Preparation note: Students (individually, in pairs, or in small groups) should have access to their own materials.
- Small spheres of various sizes and masses (marbles, ping pong balls, tennis balls, racquet balls, etc.)
- A flat surface
- Science journals for the students, a whiteboard for the teacher
- An illustration or animation of the DART mission (online news sites or even NASA’s website will have these).
- Newton’s three laws of motion. (The simplest way is to write them out yourself, but don’t display them right away.)
- Ask students to place any sphere in the middle of the flat surface.
- Have students describe their observations of the sphere.
- Does it move? Why not? Accept all answers while guiding students to the idea that the sphere will not move until something causes it to move (a force acts on it).
- Challenge students to make the sphere move without touching it and only using the materials provided.

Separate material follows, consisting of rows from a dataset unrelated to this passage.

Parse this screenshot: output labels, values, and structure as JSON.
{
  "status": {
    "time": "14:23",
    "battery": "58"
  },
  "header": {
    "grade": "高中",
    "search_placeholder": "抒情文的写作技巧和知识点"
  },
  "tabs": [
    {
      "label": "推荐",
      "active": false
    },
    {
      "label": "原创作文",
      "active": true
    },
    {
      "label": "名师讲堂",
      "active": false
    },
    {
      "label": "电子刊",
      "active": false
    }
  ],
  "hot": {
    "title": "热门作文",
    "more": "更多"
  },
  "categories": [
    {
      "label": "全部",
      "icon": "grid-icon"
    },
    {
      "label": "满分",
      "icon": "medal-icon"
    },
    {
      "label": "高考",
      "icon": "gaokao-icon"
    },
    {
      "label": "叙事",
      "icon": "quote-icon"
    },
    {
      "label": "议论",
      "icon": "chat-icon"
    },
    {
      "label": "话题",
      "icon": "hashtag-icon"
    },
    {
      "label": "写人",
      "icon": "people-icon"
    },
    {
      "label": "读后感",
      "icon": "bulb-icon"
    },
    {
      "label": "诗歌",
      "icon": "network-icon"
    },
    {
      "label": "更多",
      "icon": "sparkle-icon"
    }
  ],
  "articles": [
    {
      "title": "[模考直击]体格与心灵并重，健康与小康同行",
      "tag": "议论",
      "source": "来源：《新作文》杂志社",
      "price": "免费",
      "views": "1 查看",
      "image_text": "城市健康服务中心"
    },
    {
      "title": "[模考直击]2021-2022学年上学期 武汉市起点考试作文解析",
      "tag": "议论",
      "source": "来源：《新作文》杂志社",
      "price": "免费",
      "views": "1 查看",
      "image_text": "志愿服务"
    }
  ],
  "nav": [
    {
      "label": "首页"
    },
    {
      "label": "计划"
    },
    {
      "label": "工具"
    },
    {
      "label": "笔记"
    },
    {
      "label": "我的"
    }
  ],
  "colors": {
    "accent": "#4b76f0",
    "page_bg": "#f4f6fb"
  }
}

Most students will be able to figure out how to move the sphere by rolling another sphere into it.
- Ask students about how they got the sphere to move and what observations they made. Include probing questions about what happens when the spheres are not the same size or one sphere is heavier (has more mass) than the other.
- Next, have the students roll a sphere slowly across the flat surface and challenge them to make it stop or change directions using only another sphere. Once again ask students about what they did and what observations they made. Again dig deeper with questions about what happens when the spheres are not the same size or mass.
- Throughout this process encourage students to take notes in their journal while you scribe their ideas on the whiteboard.
- At this point, you can share with the students Newton’s three laws of motion. There are many ways of expressing these laws and you should find one that is most likely to make sense to your students. During the discussion, however, the important point is to help students make connections between these laws and what they observed.
- First Law: A sphere only moves when a force is applied (when another sphere pushed or collided with them). A moving sphere only stops or changes direction when a force is applied.
- Second Law: When a bigger (or more massive) sphere hits a smaller sphere, the smaller sphere will move faster. If a smaller sphere hits a larger sphere, the larger sphere’s movement is slower.
- Third Law: When two spheres collide they bounce off in opposite directions.
An exploration of Newton’s Three Laws of Motion may not be appropriate for every classroom at every grade level. Even if the concept is part of your curriculum, your class may not currently be “on that unit”, however, a chance like this to bring real-world science and current events into the classroom is a rare opportunity. You should definitely consider, if possible, taking this unique opportunity to bring science to life for your students.